A community college is a higher education institution that operates on a smaller, more localized scale than a traditional college or university. Most community colleges offer associate’s degrees that can be completed in two years or on a class-by-class basis, as well as general courses of interest. Most community colleges have two objectives. To begin with, they are a cost-effective way to gain access to university-level material. Second, they are a way of providing a variety of educational opportunities to local residents, which can help them improve their job prospects as well as their knowledge of arts and foreign languages.
Degree Programs Available
When it comes to community colleges, there is a lot of variety. Some are large and offer a diverse range of courses, while others specialize in one or two areas. In most cases, an associate’s degree is the only degree a student can earn at a community college. The associate’s degree is a two-year degree that is less prestigious than most traditional four-year universities’ four-year bachelor’s degrees.
An associate’s degree is required for a number of entry-level jobs, including those in trade, industry, and office management. This course of study is frequently pursued students as a means of breaking into a career path. Others use it as a springboard to a more comprehensive college education, as most universities accept credits earned toward an associate’s degree.
Courses that are solely for the purpose of education
For students who are interested in learning more but do not need or want to earn a diploma, most community colleges offer a variety of courses outside of degree program tracks. These types of classes are frequently very informal, and they are intended to provide local residents with an opportunity to try something new. Popular courses include pottery, dance, and foreign languages. Some industry-specific courses, such as basic accounting or word processing, are also included. Community college classes are often the most effective and cost-effective way for people seeking a primer to achieve their objectives.
Entry Requirements and Time Limits
The majority of the time, either degree or education-only courses have low entry requirements.
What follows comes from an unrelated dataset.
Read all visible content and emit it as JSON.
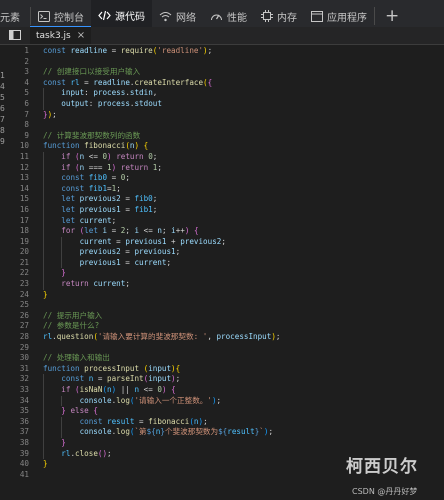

With some exceptions, students must have a high school diploma or equivalent and fluency in the language of instruction. Although an associate’s degree can usually be completed in two years, schools rarely set deadlines. This allows students to take their time with the material, fitting courses in when they can and taking as much time as they need to complete all of their degree requirements.
Students in high school and recent graduates are targeted.
Many high school students see community college as a way to get ahead in college credits. A number of high schools, particularly in the United States, have teamed up with local community colleges to allow students to take some of their required classes on campus.
The first benefit of this scenario is that it provides a challenge, as students are frequently required to learn at a higher level on college campuses than they were in high school. They can often double up on credits earned, allowing them to meet both high school and college requirements. This allows students to enter college with some credits already completed, saving time and money.
Community education can be used as a transition step for students who are concerned about the social or academic transition to university life. Community colleges are strictly non-residential, meaning students must commute to and from classes while living at home. For many students, making a “soft” transition from high school is a good way to pave the way to a more active college campus.
Costs to Consider
The cost of a credit hour at a community college is almost always less than that of a credit hour at a traditional university. People who are looking for a way to save money and offset the often high tuitions charged traditional schools will frequently start at community college.
Casual learners are also subject to cost considerations. It can be very expensive to take art lessons or computer classes from studios or through private tutors. In comparison, enrolling in a local community college course is often quite affordable, and many students find that the classes are small enough to receive plenty of one-on-one attention.
Community Development and Growth
Community colleges are seen as a way to boost a region’s economic potential in many places. Governments frequently fund or subsidize schools to encourage them to continue providing educational opportunities to the general public.